- Records -
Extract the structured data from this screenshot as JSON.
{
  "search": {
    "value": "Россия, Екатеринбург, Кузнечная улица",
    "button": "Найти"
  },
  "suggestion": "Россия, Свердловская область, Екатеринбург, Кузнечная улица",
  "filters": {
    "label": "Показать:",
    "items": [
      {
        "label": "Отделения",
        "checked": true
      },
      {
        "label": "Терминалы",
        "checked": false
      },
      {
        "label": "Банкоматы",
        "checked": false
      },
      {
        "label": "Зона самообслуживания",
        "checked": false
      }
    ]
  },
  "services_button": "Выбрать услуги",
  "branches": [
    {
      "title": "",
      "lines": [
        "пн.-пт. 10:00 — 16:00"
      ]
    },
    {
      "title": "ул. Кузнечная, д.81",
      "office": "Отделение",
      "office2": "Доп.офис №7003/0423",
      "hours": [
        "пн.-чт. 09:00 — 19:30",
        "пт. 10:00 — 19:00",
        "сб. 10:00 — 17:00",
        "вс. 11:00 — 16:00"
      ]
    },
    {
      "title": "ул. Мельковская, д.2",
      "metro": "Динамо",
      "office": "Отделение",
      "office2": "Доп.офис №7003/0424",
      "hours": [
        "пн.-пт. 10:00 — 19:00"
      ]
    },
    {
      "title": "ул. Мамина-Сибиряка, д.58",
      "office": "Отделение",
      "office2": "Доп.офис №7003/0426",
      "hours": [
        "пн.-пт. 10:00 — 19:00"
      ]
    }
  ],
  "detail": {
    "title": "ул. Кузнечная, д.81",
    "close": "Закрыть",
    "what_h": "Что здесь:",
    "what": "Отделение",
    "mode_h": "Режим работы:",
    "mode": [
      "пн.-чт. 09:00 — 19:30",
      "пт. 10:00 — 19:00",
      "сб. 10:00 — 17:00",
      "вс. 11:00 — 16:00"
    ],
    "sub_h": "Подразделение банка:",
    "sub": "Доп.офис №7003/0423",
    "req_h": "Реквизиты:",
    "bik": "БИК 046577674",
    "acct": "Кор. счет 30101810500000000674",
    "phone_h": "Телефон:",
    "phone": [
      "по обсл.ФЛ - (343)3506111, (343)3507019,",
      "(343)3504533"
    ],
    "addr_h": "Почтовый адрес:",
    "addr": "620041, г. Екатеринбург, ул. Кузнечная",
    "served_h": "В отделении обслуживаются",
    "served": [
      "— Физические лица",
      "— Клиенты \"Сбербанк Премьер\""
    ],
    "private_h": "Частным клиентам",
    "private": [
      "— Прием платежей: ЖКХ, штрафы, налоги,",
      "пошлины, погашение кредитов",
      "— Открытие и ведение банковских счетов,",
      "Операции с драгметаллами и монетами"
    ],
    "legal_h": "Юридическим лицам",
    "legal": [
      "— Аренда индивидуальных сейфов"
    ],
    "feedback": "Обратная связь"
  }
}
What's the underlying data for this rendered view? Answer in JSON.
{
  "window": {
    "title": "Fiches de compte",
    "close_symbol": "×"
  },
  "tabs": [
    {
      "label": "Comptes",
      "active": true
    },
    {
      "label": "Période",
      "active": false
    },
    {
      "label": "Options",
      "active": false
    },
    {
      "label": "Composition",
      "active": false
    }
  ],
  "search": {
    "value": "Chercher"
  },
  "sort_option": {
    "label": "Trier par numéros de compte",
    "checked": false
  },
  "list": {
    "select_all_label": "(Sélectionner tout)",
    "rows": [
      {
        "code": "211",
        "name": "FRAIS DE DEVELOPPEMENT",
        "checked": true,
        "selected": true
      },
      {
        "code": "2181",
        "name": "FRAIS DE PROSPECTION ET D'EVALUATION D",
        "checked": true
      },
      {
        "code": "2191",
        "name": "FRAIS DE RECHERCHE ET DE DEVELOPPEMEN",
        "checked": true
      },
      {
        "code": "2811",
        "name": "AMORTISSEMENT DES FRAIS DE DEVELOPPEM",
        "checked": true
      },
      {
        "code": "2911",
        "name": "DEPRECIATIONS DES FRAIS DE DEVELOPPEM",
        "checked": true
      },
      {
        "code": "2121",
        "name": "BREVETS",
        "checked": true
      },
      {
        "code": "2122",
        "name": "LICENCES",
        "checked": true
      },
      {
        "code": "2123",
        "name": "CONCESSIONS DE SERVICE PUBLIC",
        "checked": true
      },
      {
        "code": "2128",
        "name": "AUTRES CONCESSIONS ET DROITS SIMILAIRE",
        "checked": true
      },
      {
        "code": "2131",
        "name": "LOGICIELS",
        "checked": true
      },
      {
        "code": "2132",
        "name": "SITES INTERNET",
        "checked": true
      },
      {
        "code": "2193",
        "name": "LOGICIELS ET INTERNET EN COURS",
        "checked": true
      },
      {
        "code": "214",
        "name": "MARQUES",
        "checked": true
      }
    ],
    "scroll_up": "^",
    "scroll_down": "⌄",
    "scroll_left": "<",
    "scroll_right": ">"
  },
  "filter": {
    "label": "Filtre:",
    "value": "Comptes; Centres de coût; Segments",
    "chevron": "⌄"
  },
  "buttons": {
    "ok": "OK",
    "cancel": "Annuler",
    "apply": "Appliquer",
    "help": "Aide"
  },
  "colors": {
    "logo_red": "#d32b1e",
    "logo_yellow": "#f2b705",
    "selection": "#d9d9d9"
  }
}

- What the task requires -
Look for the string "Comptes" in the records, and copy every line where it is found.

- Your response -
      "label": "Comptes",
    "value": "Comptes; Centres de coût; Segments",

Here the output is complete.